- Slides: 12
Marshall Court 1801 -1835
Who was John Marshall? n n n Born 1755 Family was friendly with George Washington Fought in the American Revolution n n Lawyer Virginia House of Delegates U. S. House of Representatives n n n Captain Spokesman for Federalist party Secretary of State (John Adams) Adams appointed him to the Supreme Court n Packing the courts with Federalists before Jefferson took office (Democratic-Republican)
Chief Justice of the Supreme Court n n Held this position for 34 years First to preside over the Supreme Court in Washington, D. C. Had no building when they came to Washington n Had a room on the first floor of the Capitol n First to wear black robe n Previously scarlet and ermine (like the English) n Marshall changed this – uncomfortable with trapppings of power n
First Job as Chief n Remove the Court from partisan politics and reassert its judicial authority. Not much happening in his early months in office. n Swore Jefferson in as President n Only four judges had shown up in Washington for the session. n
Chemistry on the Court n All justices lived together at the same boardinghouse. n n Marshall’s decision Lived like family n Ate together, talked about their cases

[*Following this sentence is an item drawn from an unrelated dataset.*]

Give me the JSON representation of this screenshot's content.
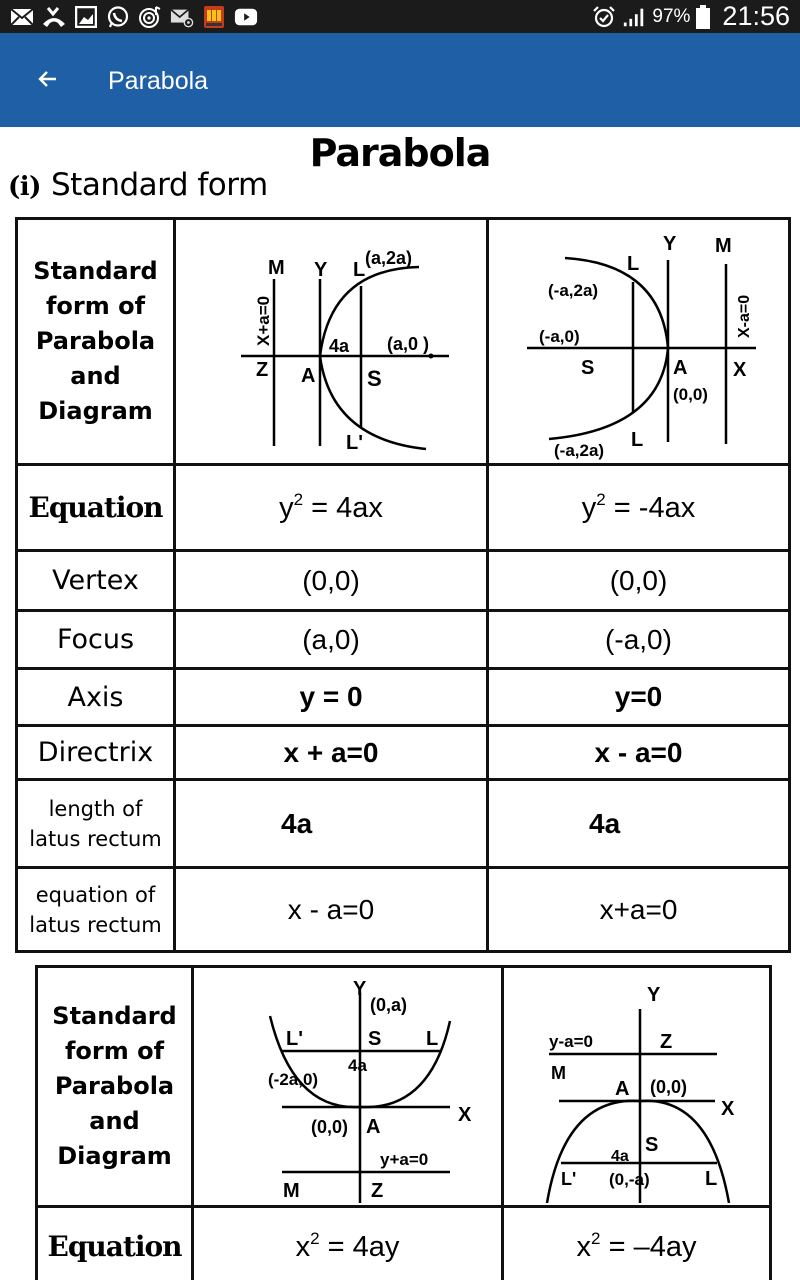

Marshall’s Goals n n n Increase the powers of the national government Diminish the powers of the states Perpetuate the Federalist principle of centralization
Strengthening the National Government n n Expanded the authority of the Supreme Court n Marbury v. Madison – gave the court the power of judicial review n Marshall also asserted the court’s right to overrule a state court, state courts had to submit to federal jurisdiction Expanded the powers of Congress n Mc. Culloch v. Maryland – upheld the constitutionality of the bank – Constitution granted certain implied powers to Congress – in this case the power to create a bank. Also denied a state the right to tax a federal agency. n Gibbons v. Ogden – freed internal transportation from state restraint – gave national government undisputed control over interstate commerce.
Weakened the powers of states n n Fletcher v. Peck – state laws are invalid if they conflict with the Constitution. States can’t arbitrarily interfere with an individual’s property rights. Dartmouth College v. Woodward – states can’t invalidate contracts – charters are contracts.
Conflict with Presidents n Problems with Jefferson when he presided over the trial of former VP Aaron Burr. n n Jefferson publicly condemned Burr before the trial, wanted speedy conviction. Marshall’s interpretation of the Constitution required proof of an overt treasonous act, not just proof of engaging in a conspiracy. Burr was acquitted (decision was very unpopular) Jefferson said, “The Constitution is a mere thing of wax in the hands of the judiciary, which they may twist and shape into any form they please. ”
Marshall’s Legacy n n n Raised the Court to a position of great power in the federal government – made the judicial branch the equal of the other two. Made the Supreme Court the ultimate authority in constitutional matters. Established the primacy of the federal government over states in exercising control of the economy. Opened the way for an increased federal role in promoting economic growth. Affirmed protection for corporations and private institutions from local government interference. Allowed for economic growth.
Summary n n His decisions consistently favored the central government and the rights of property against advocates of state’s rights. Even when Democratic-Republican judges formed a majority on the court, they sided with Marshall because they believed the Constitution had created a Union of states whose government had strong and flexible powers.
Trivia! n n Died in Philadelphia on July 6, 1835. Liberty Bell is supposed to have cracked while being tolled in mourning for him.